Once the line with "Parse this screenshot: output" is found in the entries below, repeat that line and every one after it exactly, ending at the last.

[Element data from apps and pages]
= Beginning of Section =

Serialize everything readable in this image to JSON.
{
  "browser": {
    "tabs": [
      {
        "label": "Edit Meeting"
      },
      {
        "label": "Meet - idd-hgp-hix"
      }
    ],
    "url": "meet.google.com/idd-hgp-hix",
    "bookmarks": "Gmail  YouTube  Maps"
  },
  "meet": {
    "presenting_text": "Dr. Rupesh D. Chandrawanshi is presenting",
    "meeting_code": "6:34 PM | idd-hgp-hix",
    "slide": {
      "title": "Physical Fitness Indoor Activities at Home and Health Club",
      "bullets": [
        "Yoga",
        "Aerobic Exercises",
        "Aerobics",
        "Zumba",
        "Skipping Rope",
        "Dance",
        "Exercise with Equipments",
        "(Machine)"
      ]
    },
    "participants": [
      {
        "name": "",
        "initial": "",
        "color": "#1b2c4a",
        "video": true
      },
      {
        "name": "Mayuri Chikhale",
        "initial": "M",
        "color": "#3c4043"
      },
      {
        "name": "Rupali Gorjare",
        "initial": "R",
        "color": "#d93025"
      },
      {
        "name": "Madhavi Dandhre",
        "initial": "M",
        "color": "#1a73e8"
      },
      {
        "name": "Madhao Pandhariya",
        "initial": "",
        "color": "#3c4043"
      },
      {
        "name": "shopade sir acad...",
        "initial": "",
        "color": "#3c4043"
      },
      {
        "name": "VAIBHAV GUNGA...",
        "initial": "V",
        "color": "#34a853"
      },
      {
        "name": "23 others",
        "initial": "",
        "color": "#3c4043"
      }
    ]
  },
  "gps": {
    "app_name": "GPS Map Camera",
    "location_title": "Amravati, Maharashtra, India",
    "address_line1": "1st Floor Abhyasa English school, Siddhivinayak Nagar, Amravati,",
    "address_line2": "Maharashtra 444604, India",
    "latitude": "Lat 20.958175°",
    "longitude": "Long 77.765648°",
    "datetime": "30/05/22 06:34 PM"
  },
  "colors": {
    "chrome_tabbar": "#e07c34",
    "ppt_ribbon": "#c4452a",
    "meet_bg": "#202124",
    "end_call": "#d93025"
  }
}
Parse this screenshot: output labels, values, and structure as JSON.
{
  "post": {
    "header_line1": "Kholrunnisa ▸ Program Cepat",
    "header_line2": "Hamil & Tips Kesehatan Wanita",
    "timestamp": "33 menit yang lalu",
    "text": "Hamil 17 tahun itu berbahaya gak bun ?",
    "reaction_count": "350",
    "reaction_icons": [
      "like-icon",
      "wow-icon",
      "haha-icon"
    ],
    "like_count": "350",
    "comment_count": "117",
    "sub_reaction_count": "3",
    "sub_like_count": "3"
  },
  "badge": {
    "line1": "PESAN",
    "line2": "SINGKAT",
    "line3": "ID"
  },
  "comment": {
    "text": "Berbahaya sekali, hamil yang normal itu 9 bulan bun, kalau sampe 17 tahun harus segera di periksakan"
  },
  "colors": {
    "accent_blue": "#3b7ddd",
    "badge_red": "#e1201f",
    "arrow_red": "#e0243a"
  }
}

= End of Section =

RESPONSE BELOW -
Parse this screenshot: output labels, values, and structure as JSON.
{
  "post": {
    "header_line1": "Kholrunnisa ▸ Program Cepat",
    "header_line2": "Hamil & Tips Kesehatan Wanita",
    "timestamp": "33 menit yang lalu",
    "text": "Hamil 17 tahun itu berbahaya gak bun ?",
    "reaction_count": "350",
    "reaction_icons": [
      "like-icon",
      "wow-icon",
      "haha-icon"
    ],
    "like_count": "350",
    "comment_count": "117",
    "sub_reaction_count": "3",
    "sub_like_count": "3"
  },
  "badge": {
    "line1": "PESAN",
    "line2": "SINGKAT",
    "line3": "ID"
  },
  "comment": {
    "text": "Berbahaya sekali, hamil yang normal itu 9 bulan bun, kalau sampe 17 tahun harus segera di periksakan"
  },
  "colors": {
    "accent_blue": "#3b7ddd",
    "badge_red": "#e1201f",
    "arrow_red": "#e0243a"
  }
}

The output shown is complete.